The conveyancing process can involve the following steps:

  • Arranging building and pest inspections.
  • Examining a strata inspection report if the property is part of a strata scheme.
  • Arranging finance if necessary.
  • Examining and exchanging the contract of sale.
  • Paying the deposit.
  • Arranging payment of stamp duties.
  • Preparing and examining the mortgage agreement.
  • Checking if there are outstanding arrears or land tax obligations.
  • Finding out if any government authority has a vested interest in the land or if any planned development could effect the property (eg. local council, Sydney Water, Roads and Traffic Authority).
  • Finding out any information that may not have been previously disclosed such as a fence dispute or illegal building work.
  • Calculating adjustments for council and water rates for the property settlement.
  • Overseeing the change of title with the Land and Property Information NSW.
  • Completing any final checks prior to settlement.
  • Attending settlement.

IMPORTANT –  Before the conveyancer or solicitor starts the work it is important for you to have a realistic idea of how much it will cost. The best way to do this is to ask for an itemised statement of the likely costs.

Costs

Fees will vary between solicitors and conveyancers as there is no official charge for conveyancing. In addition to a legal service fee you will usually be charged for ‘disbursements’.

These can include:

  • A title search.
  • Certificate fees charged by authorities with responsibility for water, electricity, roads, schools etc.
  • Photocopying.
  • Registering the mortgage.

Costs other than legal fees and disbursements will usually include:

  • Building and pest inspections.
  • Survey report.
  • Establishment of mortgage.
  • Home building insurance.
  • Valuation fees
  • Mortgage insurance.
  • Stamp duty and mortgage duty
  • Council and water rates.

Legal practitioners and conveyancers are required to disclose their costs to clients, including the clients’ right to negotiate a costs agreement, receive bills and be advised of changes, among other things.

Need More Information?


Australian Institute of Conveyancers NSW Division

Tel: 9633 1355

www.aicnsw.com.au


The Law Society of NSW

Tel: 9926 0333

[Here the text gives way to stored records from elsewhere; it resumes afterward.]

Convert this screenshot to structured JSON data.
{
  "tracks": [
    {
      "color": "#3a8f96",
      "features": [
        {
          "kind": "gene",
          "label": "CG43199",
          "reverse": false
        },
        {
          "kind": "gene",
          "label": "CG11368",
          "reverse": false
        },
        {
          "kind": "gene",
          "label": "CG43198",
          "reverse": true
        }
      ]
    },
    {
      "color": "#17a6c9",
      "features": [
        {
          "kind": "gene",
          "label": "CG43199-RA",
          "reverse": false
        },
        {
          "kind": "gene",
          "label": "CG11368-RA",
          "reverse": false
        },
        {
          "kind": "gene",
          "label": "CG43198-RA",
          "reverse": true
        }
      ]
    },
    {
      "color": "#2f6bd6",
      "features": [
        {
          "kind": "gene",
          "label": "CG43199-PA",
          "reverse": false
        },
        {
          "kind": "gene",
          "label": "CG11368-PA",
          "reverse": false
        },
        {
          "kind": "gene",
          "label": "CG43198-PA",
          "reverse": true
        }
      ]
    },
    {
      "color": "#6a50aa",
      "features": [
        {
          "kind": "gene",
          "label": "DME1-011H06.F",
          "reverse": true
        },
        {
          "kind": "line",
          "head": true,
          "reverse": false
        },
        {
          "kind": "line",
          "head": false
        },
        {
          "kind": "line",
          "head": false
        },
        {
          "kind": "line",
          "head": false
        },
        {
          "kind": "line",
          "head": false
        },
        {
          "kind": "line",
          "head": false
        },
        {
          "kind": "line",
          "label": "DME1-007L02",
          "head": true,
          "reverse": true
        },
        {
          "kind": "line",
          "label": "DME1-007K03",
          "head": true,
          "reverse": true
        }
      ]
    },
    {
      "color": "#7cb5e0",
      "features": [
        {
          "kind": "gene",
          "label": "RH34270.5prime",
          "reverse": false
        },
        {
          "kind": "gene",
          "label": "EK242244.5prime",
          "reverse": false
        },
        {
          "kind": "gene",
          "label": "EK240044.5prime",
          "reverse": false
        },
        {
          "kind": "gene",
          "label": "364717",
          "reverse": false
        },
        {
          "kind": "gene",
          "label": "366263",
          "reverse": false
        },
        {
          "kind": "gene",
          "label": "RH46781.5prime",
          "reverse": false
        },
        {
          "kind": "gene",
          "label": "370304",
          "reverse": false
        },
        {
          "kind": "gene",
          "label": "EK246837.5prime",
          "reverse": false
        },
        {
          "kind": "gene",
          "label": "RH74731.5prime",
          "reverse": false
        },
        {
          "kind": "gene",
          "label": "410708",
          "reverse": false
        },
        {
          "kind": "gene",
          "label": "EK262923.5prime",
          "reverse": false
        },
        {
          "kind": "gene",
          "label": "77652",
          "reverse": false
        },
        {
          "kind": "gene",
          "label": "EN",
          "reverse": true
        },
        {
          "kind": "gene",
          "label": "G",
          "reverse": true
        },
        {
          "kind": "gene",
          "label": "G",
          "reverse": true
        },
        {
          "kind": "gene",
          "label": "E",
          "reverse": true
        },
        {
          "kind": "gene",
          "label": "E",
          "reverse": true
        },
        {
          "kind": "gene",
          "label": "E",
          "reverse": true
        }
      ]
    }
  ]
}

www.lawsociety.com.au


The Office of the Legal Services Commissioner

Tel: 9377 1800 or 1800 242 958

www.olsc.nsw.gov.au


Home Purchase Advisory Service

Tel: 1800 806 653

www.housing.nsw.gov.au